Are you a new yoga instructor looking for some guidance on how to lead a successful class? If so, you've come to the right place! When you're first getting started as an instructor, it can be difficult to know where to begin. There's no need to be nervous, though! Check out our 7 tips for new yoga instructors; we'll help you plan your class and make sure your students get the most out of it
Watch What You Say
you use during your yoga classes is crucial. Make sure you aren't overdoing it with jargon, especially if your class is geared towards beginners. Using Sanskrit and anatomical terms can be useful during open-level and beginner classes, but it's important that you also explain the meaning of potentially unfamiliar words. Too much jargon can also be overwhelming for beginners, even if you are defining the words as you go. Instead of overloading your students with new terms, pick just a couple to discuss during each class. When it comes to speaking during your class, it's also important to remember that talking too much can take away from your students' overall experience. You should make sure you're explaining the poses thoroughly enough for your students to understand what you want them to do. However, be sure to keep talking about personal experiences to a minimum. Your students need silence to be able to absorb information and focus on their practice.
Watch How You Say It

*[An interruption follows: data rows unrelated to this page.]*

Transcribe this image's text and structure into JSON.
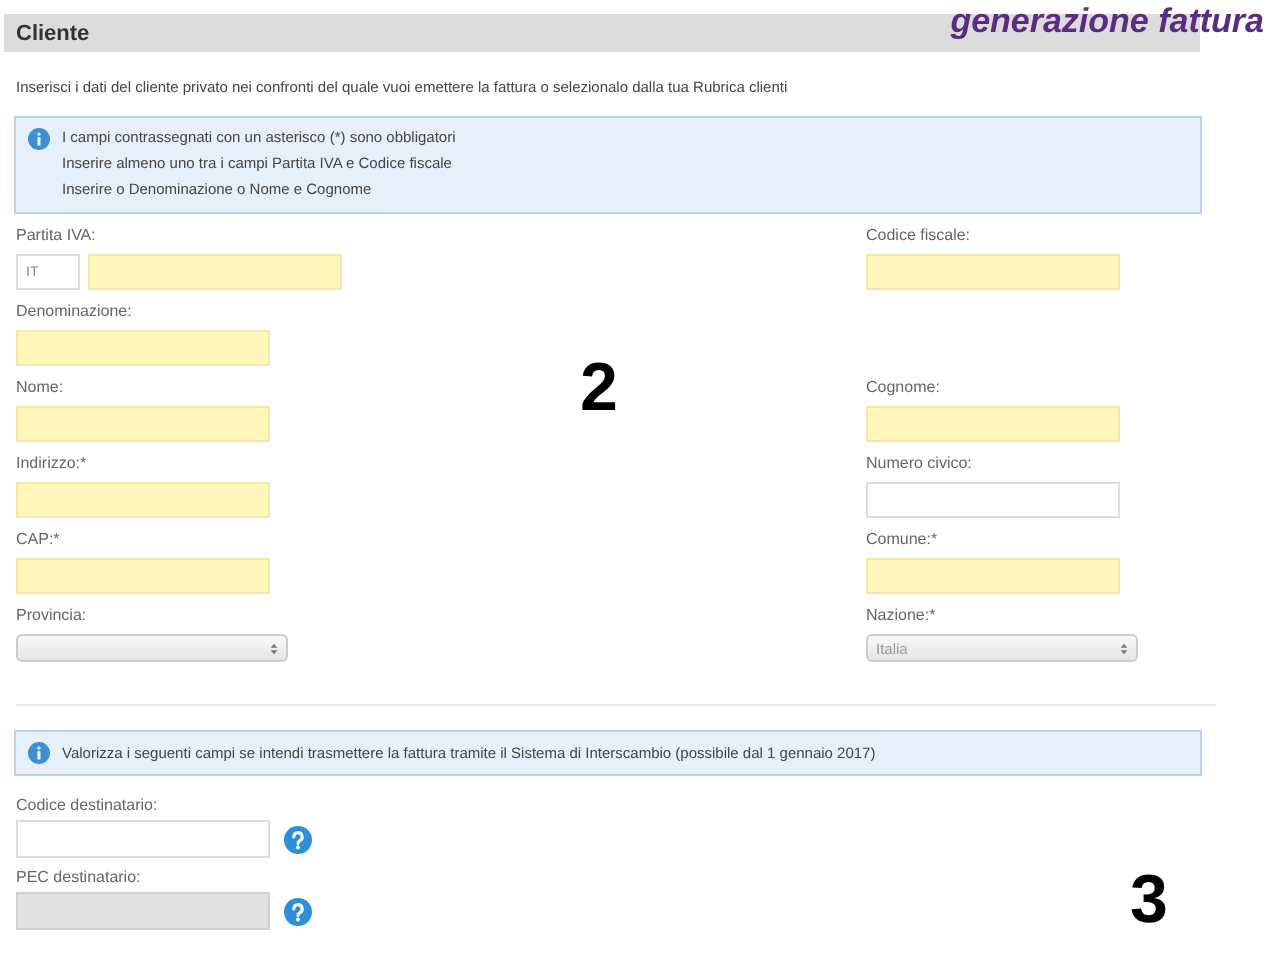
{
  "header": {
    "title": "Cliente"
  },
  "overlay_title": "generazione fattura",
  "intro": "Inserisci i dati del cliente privato nei confronti del quale vuoi emettere la fattura o selezionalo dalla tua Rubrica clienti",
  "info_box": {
    "lines": [
      "I campi contrassegnati con un asterisco (*) sono obbligatori",
      "Inserire almeno uno tra i campi Partita IVA e Codice fiscale",
      "Inserire o Denominazione o Nome e Cognome"
    ]
  },
  "rows": [
    {
      "left": {
        "label": "Partita IVA:",
        "kind": "vat",
        "prefix": "IT",
        "highlighted": true
      },
      "right": {
        "label": "Codice fiscale:",
        "kind": "input",
        "highlighted": true
      }
    },
    {
      "left": {
        "label": "Denominazione:",
        "kind": "input",
        "highlighted": true
      }
    },
    {
      "left": {
        "label": "Nome:",
        "kind": "input",
        "highlighted": true
      },
      "right": {
        "label": "Cognome:",
        "kind": "input",
        "highlighted": true
      }
    },
    {
      "left": {
        "label": "Indirizzo:*",
        "kind": "input",
        "highlighted": true
      },
      "right": {
        "label": "Numero civico:",
        "kind": "input",
        "highlighted": false
      }
    },
    {
      "left": {
        "label": "CAP:*",
        "kind": "input",
        "highlighted": true
      },
      "right": {
        "label": "Comune:*",
        "kind": "input",
        "highlighted": true
      }
    },
    {
      "left": {
        "label": "Provincia:",
        "kind": "select"
      },
      "right": {
        "label": "Nazione:*",
        "kind": "select",
        "value": "Italia"
      }
    }
  ],
  "sdi_info": "Valorizza i seguenti campi se intendi trasmettere la fattura tramite il Sistema di Interscambio (possibile dal 1 gennaio 2017)",
  "sdi_fields": [
    {
      "label": "Codice destinatario:",
      "disabled": false
    },
    {
      "label": "PEC destinatario:",
      "disabled": true
    }
  ],
  "annotations": [
    "2",
    "3"
  ]
}
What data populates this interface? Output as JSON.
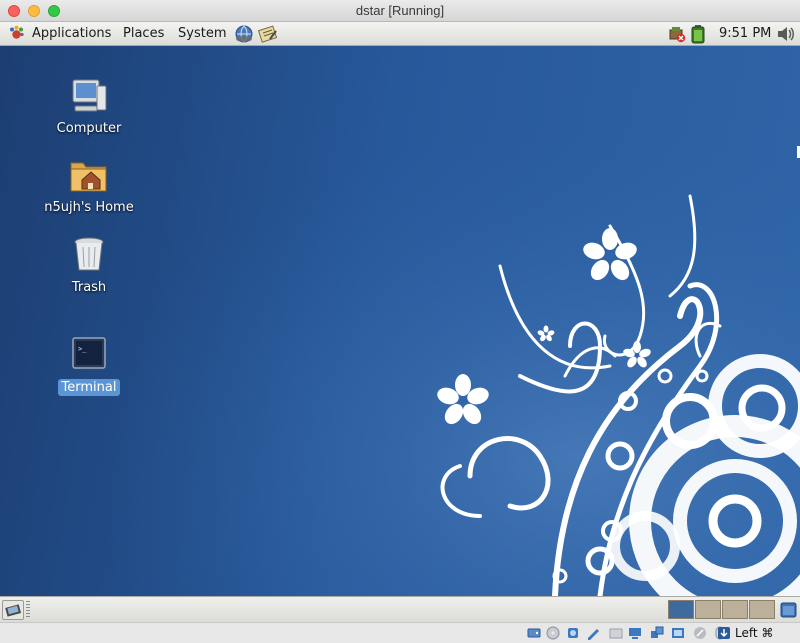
{
  "window": {
    "title": "dstar [Running]"
  },
  "top_panel": {
    "menus": [
      "Applications",
      "Places",
      "System"
    ],
    "clock": "9:51 PM",
    "icons": [
      "gnome-foot-icon",
      "network-browser-icon",
      "text-editor-icon",
      "software-update-alert-icon",
      "battery-icon",
      "volume-icon"
    ]
  },
  "desktop": {
    "icons": [
      {
        "label": "Computer",
        "icon": "computer-icon",
        "selected": false
      },
      {
        "label": "n5ujh's Home",
        "icon": "home-folder-icon",
        "selected": false
      },
      {
        "label": "Trash",
        "icon": "trash-icon",
        "selected": false
      },
      {
        "label": "Terminal",
        "icon": "terminal-icon",
        "selected": true
      }
    ],
    "wallpaper": {
      "base_color": "#27589a",
      "ornament_color": "#ffffff"
    }
  },
  "bottom_panel": {
    "workspaces": 4,
    "active_workspace": 1,
    "active_color": "#3e6a9e",
    "inactive_color": "#bcb09a"
  },
  "vbox_status": {
    "host_key": "Left ⌘",
    "icons": [
      "hard-disk-icon",
      "optical-drive-icon",
      "audio-icon",
      "network-icon",
      "usb-icon",
      "shared-folders-icon",
      "display-icon",
      "video-capture-icon",
      "vt-x-icon",
      "mouse-integration-icon",
      "host-key-arrow-icon"
    ]
  }
}
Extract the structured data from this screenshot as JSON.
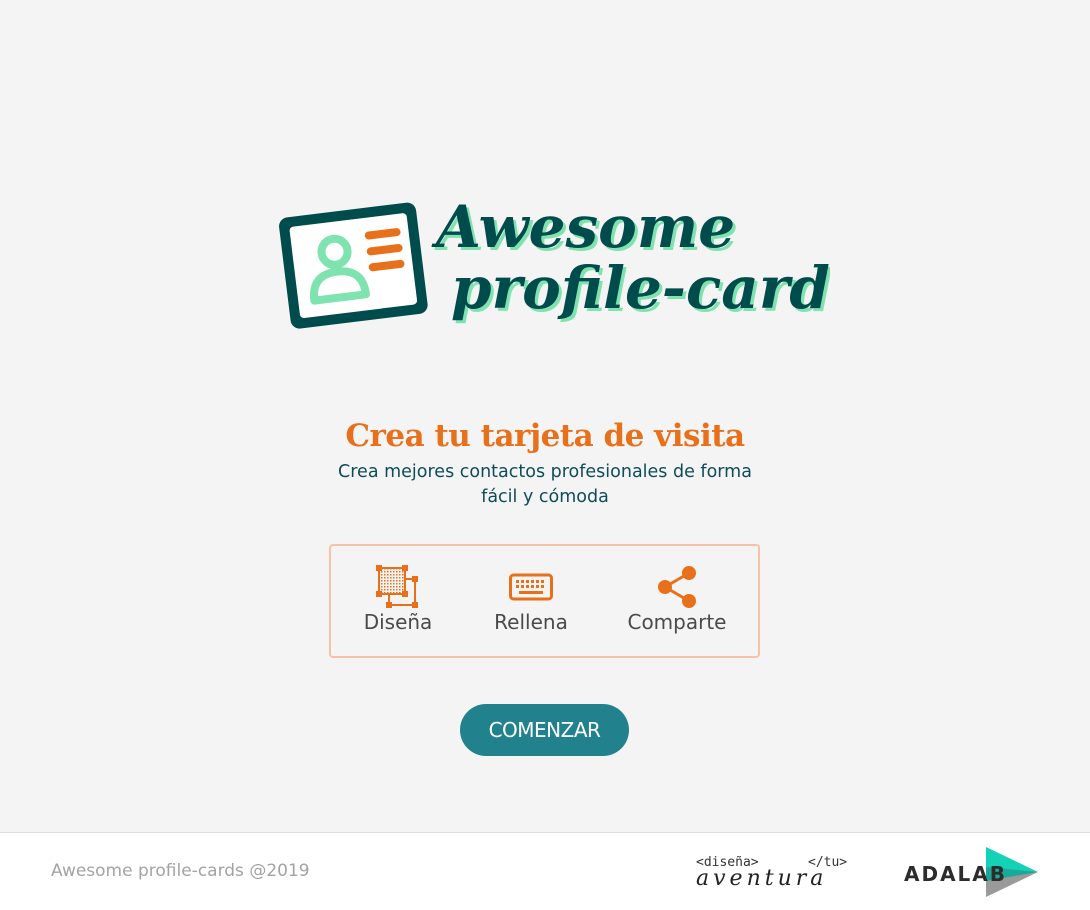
{
  "header": {
    "logo": {
      "line1": "Awesome",
      "line2": "profile-cards",
      "icon": "id-card-icon"
    }
  },
  "hero": {
    "title": "Crea tu tarjeta de visita",
    "subtitle": "Crea mejores contactos profesionales de forma fácil y cómoda"
  },
  "steps": [
    {
      "label": "Diseña",
      "icon": "design-grid-icon"
    },
    {
      "label": "Rellena",
      "icon": "keyboard-icon"
    },
    {
      "label": "Comparte",
      "icon": "share-icon"
    }
  ],
  "cta": {
    "label": "COMENZAR"
  },
  "footer": {
    "copyright": "Awesome profile-cards @2019",
    "tu_logo": {
      "open_tag": "<diseña>",
      "close_tag": "</tu>",
      "word": "aventura"
    },
    "adalab_logo": {
      "text": "ADALAB"
    }
  },
  "colors": {
    "accent_orange": "#e8701a",
    "dark_teal": "#004b4b",
    "mint": "#7fe3b0",
    "button_teal": "#21828d",
    "background": "#f4f4f4"
  }
}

In addition to choosing your words carefully, you'll also want to be aware of how you're saying them. Make sure you're speaking loudly and clearly. While you shouldn't yell or be abrasive, your students will struggle to understand if they can't hear what you want them to do. Project, use varying tones, and be confident as you guide your class. You should also try to keep filler words -- um, like, so, etc. -- to a minimum. Recording a class can help you get an idea of what you sound like and how you can improve. It's awkward to listen to yourself, but you need to know how you're coming across to your students!
Keep It Simple
New yoga instructors sometimes feel tempted to try and impress their students with advanced poses. However, it's better to keep your flows simple, especially if you're teaching an open-level or beginner class. A simple sequence that focuses on all areas of the body is going to be more beneficial to all your students. You'll also be able to spend more time giving cues and making sure everyone gets something out of the class. Keeping it simple is also better for you as a new instructor. You're less likely to get lost or overwhelmed during a simple sequence. You'll also want to get used to teaching without any kind of reference sheet, which is easier to do when your flow is not overly complicated, so that you can be more present during the class.
Be Hands On
Remember that your classes are for your students -- they're not a time for you to get in your own yoga practice. While it can be helpful to demonstrate certain poses for your students, the majority of your classes should be spent watching and assisting. Everybody, even advanced students, benefits greatly from assistance, whether that's correcting alignment or simply encouraging someone to move more deeply into a pose. Making an effort to assist and be hands on with your students will help them feel like they really got something out of your class. If there aren't too many people in your class, try to ensure that every student gets some kind of one-on-one attention from you.
Although it's important to have a plan for your class in place, it's also important to be able to deviate from that plan in order to do what's best for your students. Whether it's adding in an extra hip opener for those who requested it or taking a little extra time for core work, your students will appreciate you making an effort to meet their specific needs. It's also nice to give your students options whenever possible. Allowing time at the end of class, prior to savasana, for students to practice any pose they'd like will help them feel like they've had a well-rounded, fulfilling class.
Leave Adequate Time For Rest
While it can be tempting to try and squeeze as many poses as possible into a classes, a long savasana
is crucial. A good rule of thumb is one minute of savasana for every 10 minutes of practice. If possible, inviting students to stay after class for an even longer period of rest is even better. When your students are in savasana, make sure that you're helping them to meditate and remain in the moment. You can take them through a guided meditation or simply give occasional gentle reminders to stay present. Whatever you do, make sure that rest is the number one priority.
Choose Your Music Carefully
Music can make or break a yoga class. From ambient music to help set the mood to more energetic songs to carry your students through a difficult series of poses, your song selection matters. Take time to carefully construct a playlist that fits the kind of class you're teaching -- don't just hit "shuffle" and wing it. It's also important to make sure your music is loud enough. You don't want to be shouting over it, but you'll also want to make sure that everyone can hear and benefit from it.
Check Out Our Music For Yoga Instructors
If you're not sure where to start when it comes to choosing songs for your next class, check out our yoga music here
. All of this music
can be downloaded or streamed and is PPL/PRS license free, so you can take and play it anywhere!
What Do You Think Of Our Tips For Yoga Instructors?
If you're a new instructor, did you find these tips helpful? Seasoned yoga instructors, what would you add? Let us know in the comments below!